Content starts

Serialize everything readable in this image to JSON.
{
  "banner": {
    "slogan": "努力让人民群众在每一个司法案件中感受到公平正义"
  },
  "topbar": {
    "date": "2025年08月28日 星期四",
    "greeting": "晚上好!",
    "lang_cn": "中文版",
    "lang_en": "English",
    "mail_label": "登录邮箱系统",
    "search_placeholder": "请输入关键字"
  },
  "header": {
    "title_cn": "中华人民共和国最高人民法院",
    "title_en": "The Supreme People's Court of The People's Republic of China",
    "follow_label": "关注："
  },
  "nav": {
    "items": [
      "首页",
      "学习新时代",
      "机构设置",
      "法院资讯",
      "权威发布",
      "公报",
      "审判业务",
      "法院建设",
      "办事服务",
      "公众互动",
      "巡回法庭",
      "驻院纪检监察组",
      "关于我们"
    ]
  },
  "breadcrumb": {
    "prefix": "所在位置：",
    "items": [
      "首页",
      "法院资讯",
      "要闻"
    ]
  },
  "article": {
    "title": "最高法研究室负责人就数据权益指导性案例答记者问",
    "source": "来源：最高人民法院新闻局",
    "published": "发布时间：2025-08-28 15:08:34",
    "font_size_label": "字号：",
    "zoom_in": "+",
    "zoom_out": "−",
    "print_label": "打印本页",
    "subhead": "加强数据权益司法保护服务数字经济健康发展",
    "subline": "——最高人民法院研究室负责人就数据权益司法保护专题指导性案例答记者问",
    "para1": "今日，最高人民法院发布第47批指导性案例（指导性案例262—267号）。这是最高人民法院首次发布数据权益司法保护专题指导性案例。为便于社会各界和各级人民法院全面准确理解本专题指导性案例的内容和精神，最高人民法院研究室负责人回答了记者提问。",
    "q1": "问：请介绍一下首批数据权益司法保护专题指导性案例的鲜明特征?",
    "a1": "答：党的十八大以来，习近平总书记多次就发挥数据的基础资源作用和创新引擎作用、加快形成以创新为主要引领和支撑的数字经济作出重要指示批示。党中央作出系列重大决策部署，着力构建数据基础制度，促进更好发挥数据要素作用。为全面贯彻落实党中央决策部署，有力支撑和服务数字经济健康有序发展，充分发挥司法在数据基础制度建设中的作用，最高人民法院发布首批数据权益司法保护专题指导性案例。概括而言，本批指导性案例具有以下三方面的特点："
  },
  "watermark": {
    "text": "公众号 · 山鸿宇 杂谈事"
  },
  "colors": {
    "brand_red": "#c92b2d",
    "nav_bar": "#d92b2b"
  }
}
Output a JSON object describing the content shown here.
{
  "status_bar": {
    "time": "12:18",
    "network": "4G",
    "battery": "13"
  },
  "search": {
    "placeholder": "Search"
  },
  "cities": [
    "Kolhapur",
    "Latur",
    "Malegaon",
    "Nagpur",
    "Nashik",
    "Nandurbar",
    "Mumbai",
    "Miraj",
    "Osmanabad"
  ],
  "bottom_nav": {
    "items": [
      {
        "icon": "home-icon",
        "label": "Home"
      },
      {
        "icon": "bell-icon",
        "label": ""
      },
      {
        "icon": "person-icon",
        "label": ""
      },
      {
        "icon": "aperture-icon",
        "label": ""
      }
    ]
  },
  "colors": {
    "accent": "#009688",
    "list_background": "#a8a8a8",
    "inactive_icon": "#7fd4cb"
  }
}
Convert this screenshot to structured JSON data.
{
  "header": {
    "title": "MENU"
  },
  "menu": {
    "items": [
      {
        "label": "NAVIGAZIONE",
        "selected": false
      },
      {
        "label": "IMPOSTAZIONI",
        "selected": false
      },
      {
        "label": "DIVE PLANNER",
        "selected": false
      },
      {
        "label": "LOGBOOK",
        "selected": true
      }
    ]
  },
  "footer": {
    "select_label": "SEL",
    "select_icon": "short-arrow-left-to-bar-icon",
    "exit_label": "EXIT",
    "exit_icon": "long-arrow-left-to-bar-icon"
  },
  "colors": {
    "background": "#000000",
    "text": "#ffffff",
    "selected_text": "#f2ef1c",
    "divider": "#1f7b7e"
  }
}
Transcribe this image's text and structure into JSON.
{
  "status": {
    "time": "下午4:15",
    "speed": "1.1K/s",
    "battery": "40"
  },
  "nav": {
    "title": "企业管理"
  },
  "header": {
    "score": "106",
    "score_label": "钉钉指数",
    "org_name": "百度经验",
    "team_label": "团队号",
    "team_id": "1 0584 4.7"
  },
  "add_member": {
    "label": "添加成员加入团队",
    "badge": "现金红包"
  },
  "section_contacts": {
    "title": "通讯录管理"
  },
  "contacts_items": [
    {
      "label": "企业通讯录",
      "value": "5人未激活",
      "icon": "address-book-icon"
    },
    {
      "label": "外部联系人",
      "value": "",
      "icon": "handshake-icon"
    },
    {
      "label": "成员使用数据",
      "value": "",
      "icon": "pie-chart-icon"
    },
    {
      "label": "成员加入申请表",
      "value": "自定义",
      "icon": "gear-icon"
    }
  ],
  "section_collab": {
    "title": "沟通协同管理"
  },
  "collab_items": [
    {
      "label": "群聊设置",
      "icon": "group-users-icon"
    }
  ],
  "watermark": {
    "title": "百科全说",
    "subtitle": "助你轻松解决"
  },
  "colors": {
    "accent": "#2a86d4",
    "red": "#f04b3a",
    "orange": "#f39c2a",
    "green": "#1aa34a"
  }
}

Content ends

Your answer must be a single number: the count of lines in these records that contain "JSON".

• Answer box: 4